Root likes to face deliveries thrown from the dog stick – a plastic lever that help thrown the ball faster – to get himself in his groove and spent an hour with Batting Coach mark Ramprakash the day before the game.
“Again that was about trying to get my footwork right and my pre-delivery movement as consistent as possible having had a few days off and over these past three days making sure that’s in the best place possible – especially the day before the game,” he said.
“That’s known as your own personal day to treat how you want to prepare and make sure you get everything you want out of it.
“It’s a good mixture, I think sometimes it’s very healthy to be given a task or a challenge from the coaches so that you are always looking to be getting something out of the session and then you’re not always just looking to feel good – you have a way of training throughout a performance-based period as well.”
Preparation before a Test match is not just about the individual, however, with the lpayers batting alongside each other in the nets.
Root batted alongside his captain Alastair Cook and he feels the idea helps to promote an understanding of what their team-mates are working and which helps to build a partnership between each other before they even get in the middle.
“It’s always nice to bat with Cooky,” he said.
“It’s important that we work together in the nets as well and I think it’s healthy so that when we’re out in the middle we know what each other are working on and what our strengths are and when someone does something well we can give them a pat on the back and a cheeky smile in the middle and you always feel as though you are working together.
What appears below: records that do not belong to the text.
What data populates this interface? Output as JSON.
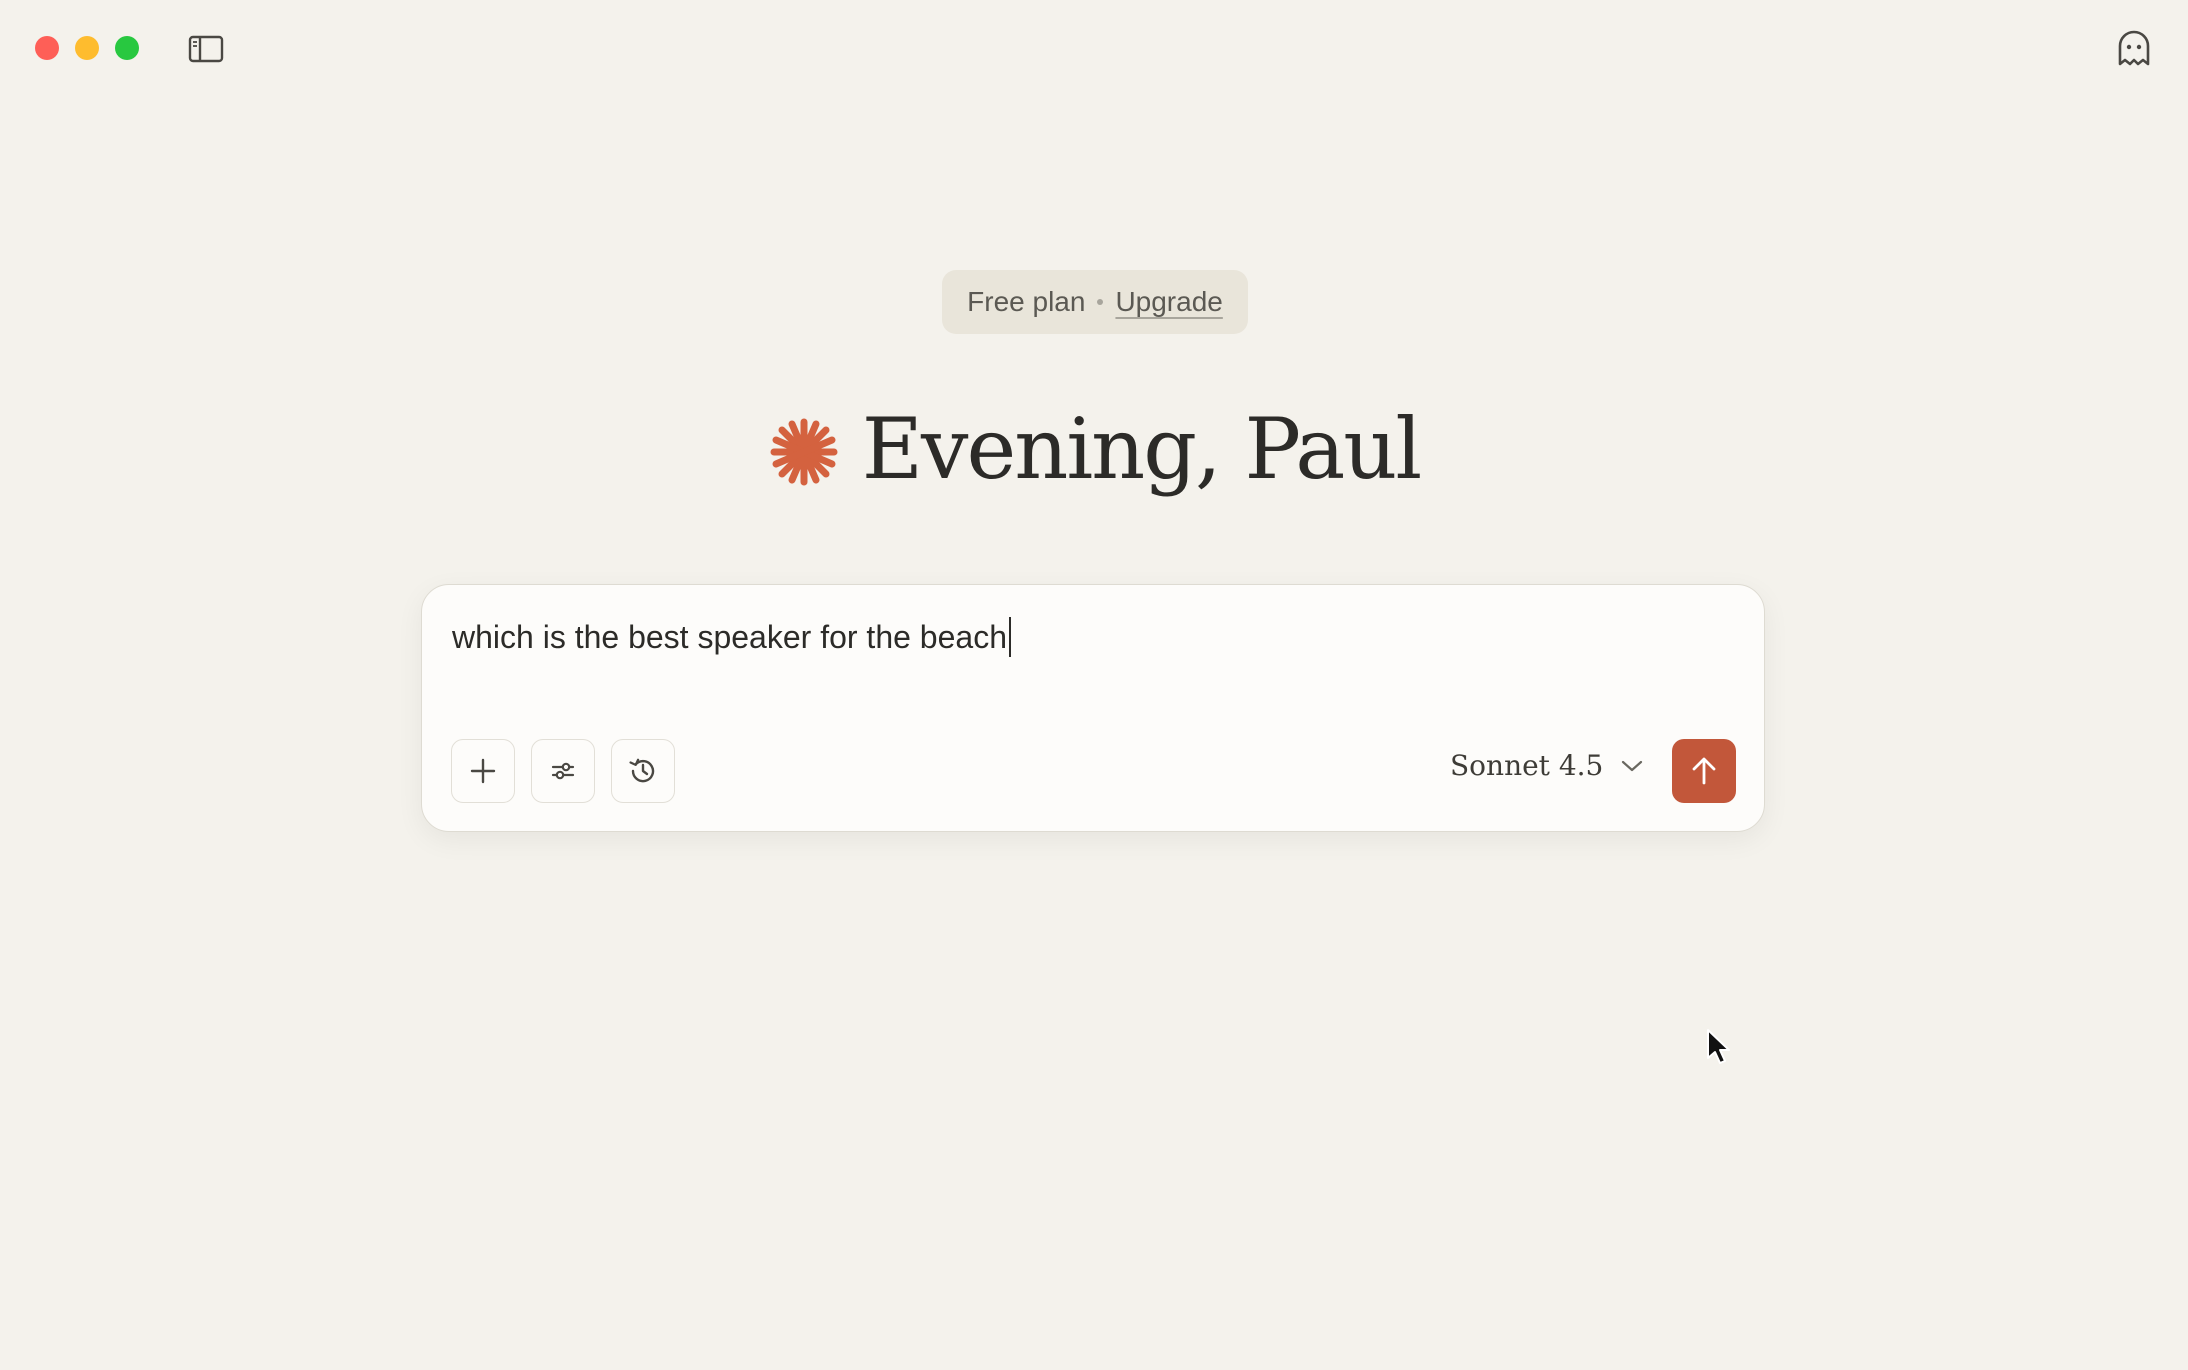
{
  "window": {
    "traffic_lights": {
      "close": "#fe5f57",
      "minimize": "#febc2e",
      "maximize": "#28c840"
    }
  },
  "plan": {
    "label": "Free plan",
    "upgrade_label": "Upgrade"
  },
  "greeting": {
    "text": "Evening, Paul",
    "icon": "claude-star-icon",
    "accent": "#d4623f"
  },
  "composer": {
    "input_value": "which is the best speaker for the beach",
    "tools": [
      {
        "name": "add-button",
        "icon": "plus-icon"
      },
      {
        "name": "settings-button",
        "icon": "sliders-icon"
      },
      {
        "name": "history-button",
        "icon": "clock-icon"
      }
    ],
    "model_label": "Sonnet 4.5",
    "send_color": "#c2573a"
  },
  "top_right": {
    "icon": "ghost-icon"
  }
}
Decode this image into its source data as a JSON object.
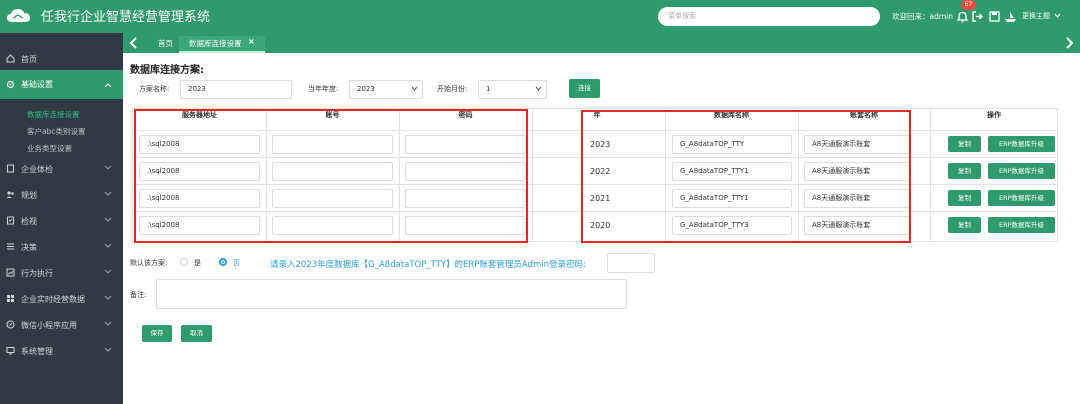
{
  "header": {
    "app_title": "任我行企业智慧经营管理系统",
    "search_placeholder": "菜单搜索",
    "welcome": "欢迎回来：admin",
    "notification_count": "67",
    "theme_label": "更换主题"
  },
  "sidebar": {
    "items": [
      {
        "label": "首页"
      },
      {
        "label": "基础设置"
      },
      {
        "label": "企业体检"
      },
      {
        "label": "规划"
      },
      {
        "label": "检视"
      },
      {
        "label": "决策"
      },
      {
        "label": "行为执行"
      },
      {
        "label": "企业实时经营数据"
      },
      {
        "label": "微信小程序应用"
      },
      {
        "label": "系统管理"
      }
    ],
    "sub_items": [
      {
        "label": "数据库连接设置"
      },
      {
        "label": "客户abc类别设置"
      },
      {
        "label": "业务类型设置"
      }
    ]
  },
  "tabs": {
    "home": "首页",
    "active": "数据库连接设置"
  },
  "form": {
    "section_title": "数据库连接方案:",
    "scheme_name_label": "方案名称:",
    "scheme_name_value": "2023",
    "year_label": "当年年度:",
    "year_value": "2023",
    "month_label": "开始月份:",
    "month_value": "1",
    "connect_button": "连接"
  },
  "table": {
    "headers": {
      "server": "服务器地址",
      "account": "账号",
      "password": "密码",
      "year": "年",
      "db_name": "数据库名称",
      "book_name": "账套名称",
      "ops": "操作"
    },
    "rows": [
      {
        "server": ".\\sql2008",
        "account": "",
        "password": "",
        "year": "2023",
        "db_name": "G_A8dataTOP_TTY",
        "book_name": "A8天通服演示账套",
        "copy": "复制",
        "upgrade": "ERP数据库升级"
      },
      {
        "server": ".\\sql2008",
        "account": "",
        "password": "",
        "year": "2022",
        "db_name": "G_A8dataTOP_TTY1",
        "book_name": "A8天通服演示账套",
        "copy": "复制",
        "upgrade": "ERP数据库升级"
      },
      {
        "server": ".\\sql2008",
        "account": "",
        "password": "",
        "year": "2021",
        "db_name": "G_A8dataTOP_TTY1",
        "book_name": "A8天通服演示账套",
        "copy": "复制",
        "upgrade": "ERP数据库升级"
      },
      {
        "server": ".\\sql2008",
        "account": "",
        "password": "",
        "year": "2020",
        "db_name": "G_A8dataTOP_TTY3",
        "book_name": "A8天通服演示账套",
        "copy": "复制",
        "upgrade": "ERP数据库升级"
      }
    ]
  },
  "bottom": {
    "default_label": "默认该方案:",
    "yes": "是",
    "no": "否",
    "prompt": "请录入2023年度数据库【G_A8dataTOP_TTY】的ERP账套管理员Admin登录密码:",
    "remark_label": "备注:",
    "save_button": "保存",
    "cancel_button": "取消"
  },
  "colors": {
    "brand": "#2f9a6c",
    "sidebar_bg": "#2f3a46",
    "highlight": "#e02828",
    "link": "#2a9fd8"
  }
}
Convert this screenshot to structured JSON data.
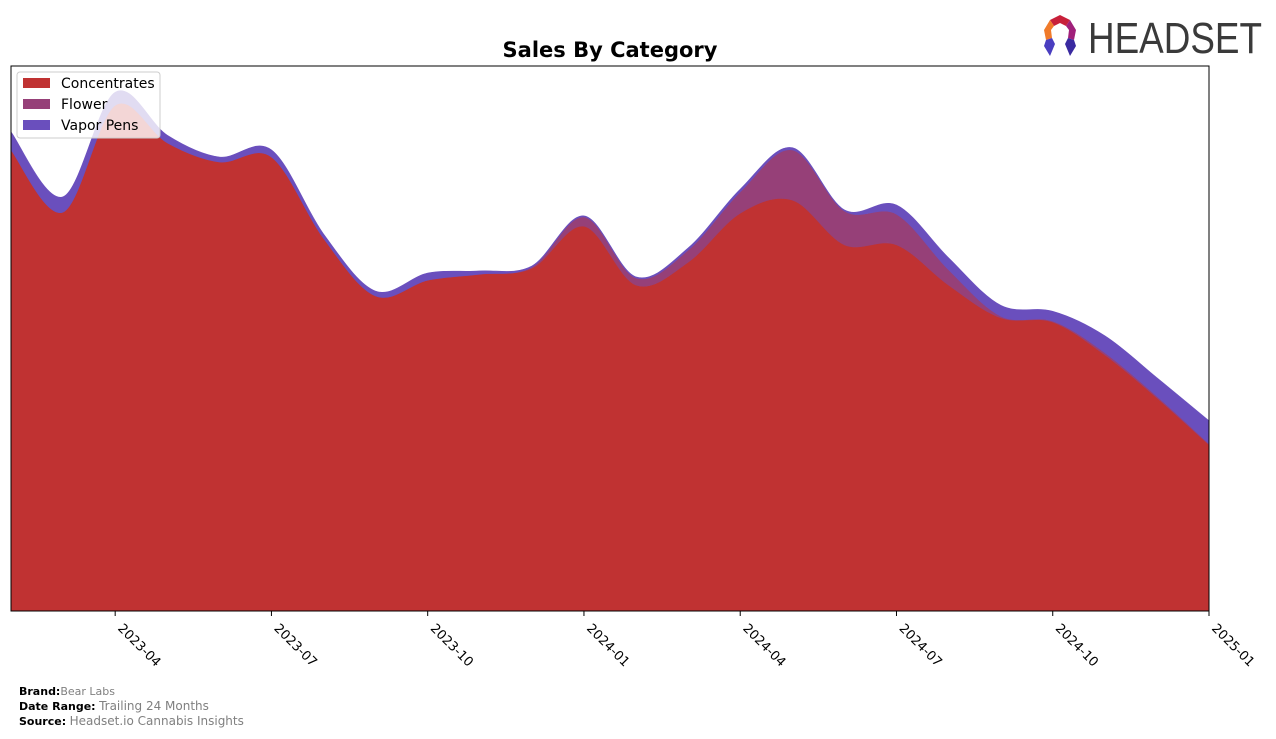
{
  "chart_data": {
    "type": "area",
    "stacked": true,
    "smoothed": true,
    "title": "Sales By Category",
    "xlabel": "",
    "ylabel": "",
    "y_ticks_visible": false,
    "ylim": [
      0,
      100
    ],
    "y_units": "relative (no axis labels shown)",
    "grid": false,
    "legend_position": "top-left",
    "x": [
      "2023-02",
      "2023-03",
      "2023-04",
      "2023-05",
      "2023-06",
      "2023-07",
      "2023-08",
      "2023-09",
      "2023-10",
      "2023-11",
      "2023-12",
      "2024-01",
      "2024-02",
      "2024-03",
      "2024-04",
      "2024-05",
      "2024-06",
      "2024-07",
      "2024-08",
      "2024-09",
      "2024-10",
      "2024-11",
      "2024-12",
      "2025-01"
    ],
    "x_tick_labels": [
      "2023-04",
      "2023-07",
      "2023-10",
      "2024-01",
      "2024-04",
      "2024-07",
      "2024-10",
      "2025-01"
    ],
    "series": [
      {
        "name": "Concentrates",
        "color": "#c03232",
        "values": [
          84.6,
          73.2,
          92.8,
          85.9,
          82.4,
          83.3,
          68.4,
          57.8,
          60.7,
          61.8,
          62.9,
          70.6,
          59.8,
          64.0,
          73.0,
          75.4,
          67.2,
          67.2,
          59.8,
          53.8,
          53.0,
          47.0,
          39.1,
          30.5
        ]
      },
      {
        "name": "Flower",
        "color": "#964078",
        "values": [
          0,
          0,
          0,
          0,
          0,
          0,
          0,
          0,
          0,
          0,
          0.2,
          1.7,
          1.3,
          2.2,
          3.9,
          9.2,
          6.2,
          5.6,
          2.8,
          0.3,
          0.2,
          0.4,
          0.3,
          0.2
        ]
      },
      {
        "name": "Vapor Pens",
        "color": "#6a4fbd",
        "values": [
          3.3,
          2.8,
          2.4,
          1.4,
          0.9,
          1.3,
          0.8,
          0.9,
          1.3,
          0.6,
          0.2,
          0.2,
          0.2,
          0.4,
          0.5,
          0.4,
          0.2,
          1.7,
          2.2,
          2.0,
          1.8,
          3.1,
          3.4,
          4.2
        ]
      }
    ]
  },
  "footer": {
    "brand_label": "Brand:",
    "brand_value": "Bear Labs",
    "date_range_label": "Date Range:",
    "date_range_value": "Trailing 24 Months",
    "source_label": "Source:",
    "source_value": "Headset.io Cannabis Insights"
  },
  "logo": {
    "text": "HEADSET"
  }
}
“If you can have that in practice and then when you get out into the middle you’ve almost already simulated that when you’re out there against the opposition.”